is some kind of retaliation against the complainant instead of against the perpetrator. And I thought that was a very damning, but honest, statement.
Ultimately, Mr. Chairman, I am going to support your amendment because I believe that in any organization, the leader sets the tone. And that is what we are talking about here is tone and culture. And if you take the commander of the unit out of the equation, then, as Senator Kaine mentioned, you are sending a message that we do not trust these folks. But also basically that commander then can say, okay, this is not my problem anymore, and we want it to be their problem. And I think that the engagement of the leader of the group, whatever level, is a terribly important part of the solution of this problem.
The target is the failure to report, and I think if we can establish that retaliation itself is an offense, that, I believe, will be a very important contribution in addition to the safeguards that are the heart of your proposal that this will--there will be an alternative
route if the decision is negative.
And finally, I think Senator Cruz said something very important, and I was thinking it and trying to figure out how I was going to put it, but you put it very eloquently. This is a test. This is not the end of this story. And I realize there is a long history to this,
and it is no satisfactory to victims to say, well, we are going to try something for two years and see if it works. I think this is a very far reaching, comprehensive, and strong proposal. But if it does not work, if it we do not see an improvement, if we do not see higher levels of reporting and a change in the culture, then I think this committee is going to have very little option but to change fundamentally the ways these matters are handled. In a sense, I see this as a last chance for the chain of command to get it right.

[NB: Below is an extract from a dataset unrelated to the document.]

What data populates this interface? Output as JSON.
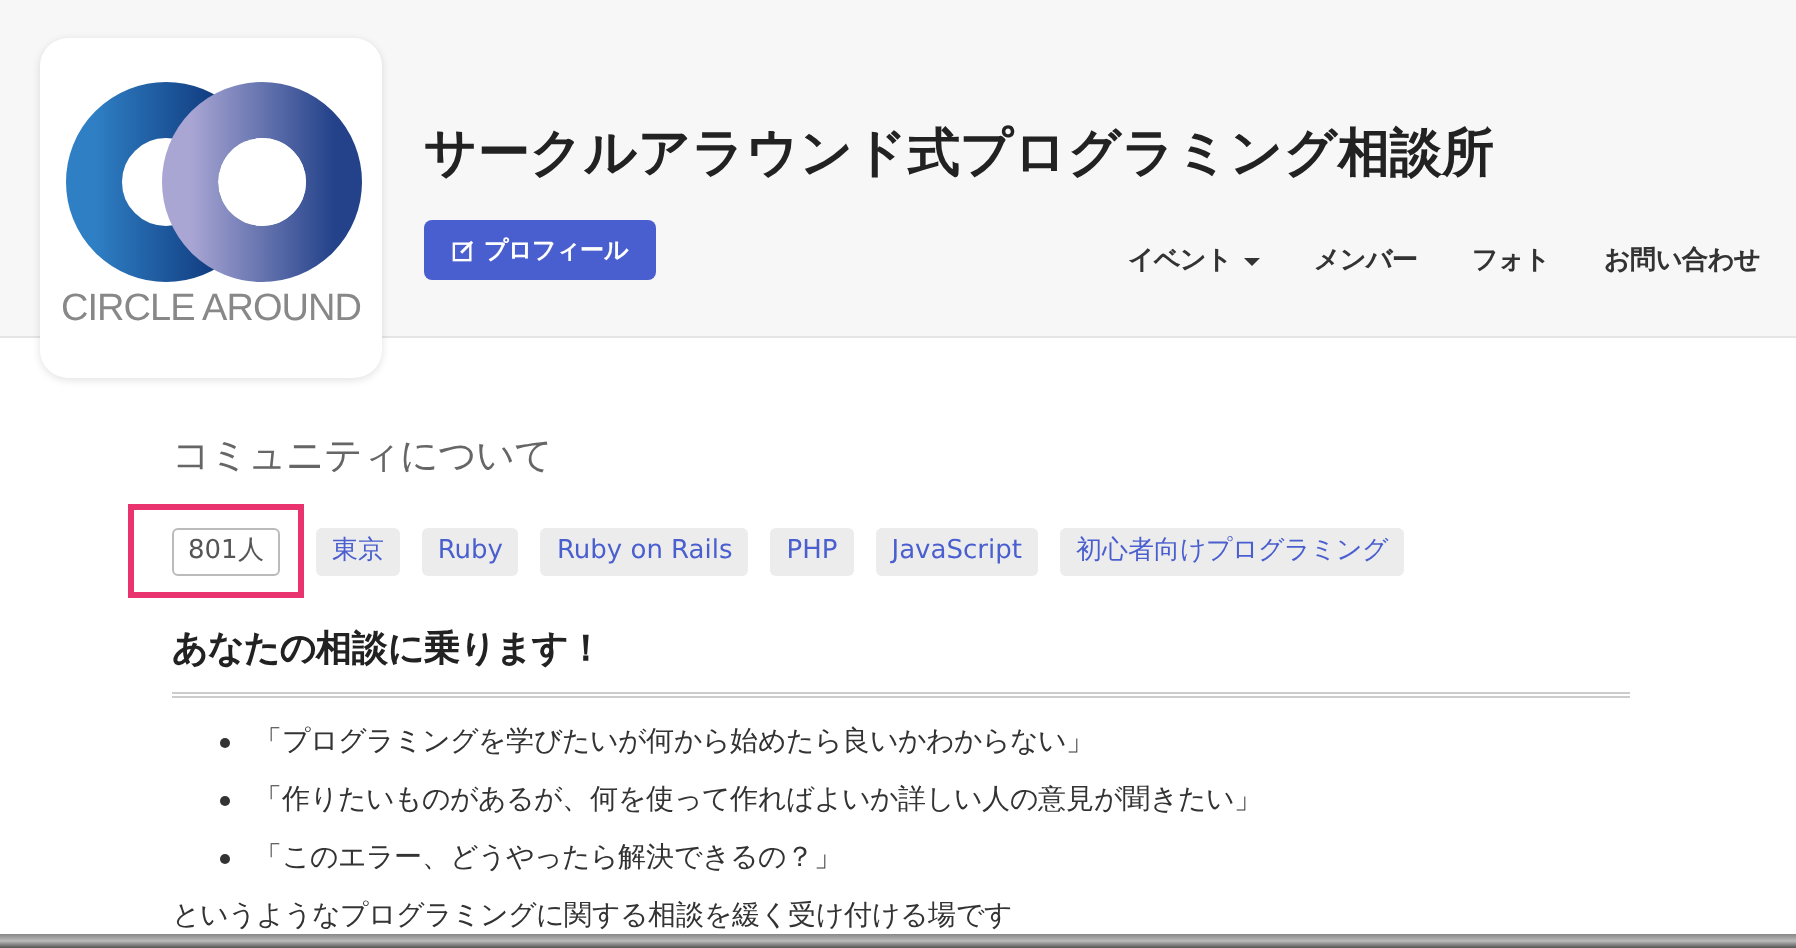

And for all those reasons--again, I will go back to the beginning--I consider this a very tough and close call, but I think we have done something important here today. I commend Senator Gillibrand. I am so admiring of her passion and energy on this
issue, and I do not think there is any question that we would not be where we are had she not been so strong on this. But on the other hand, I commend the chair and others who listened to both sides and found a solution that I think is creative and will be effective.
I will support your amendment.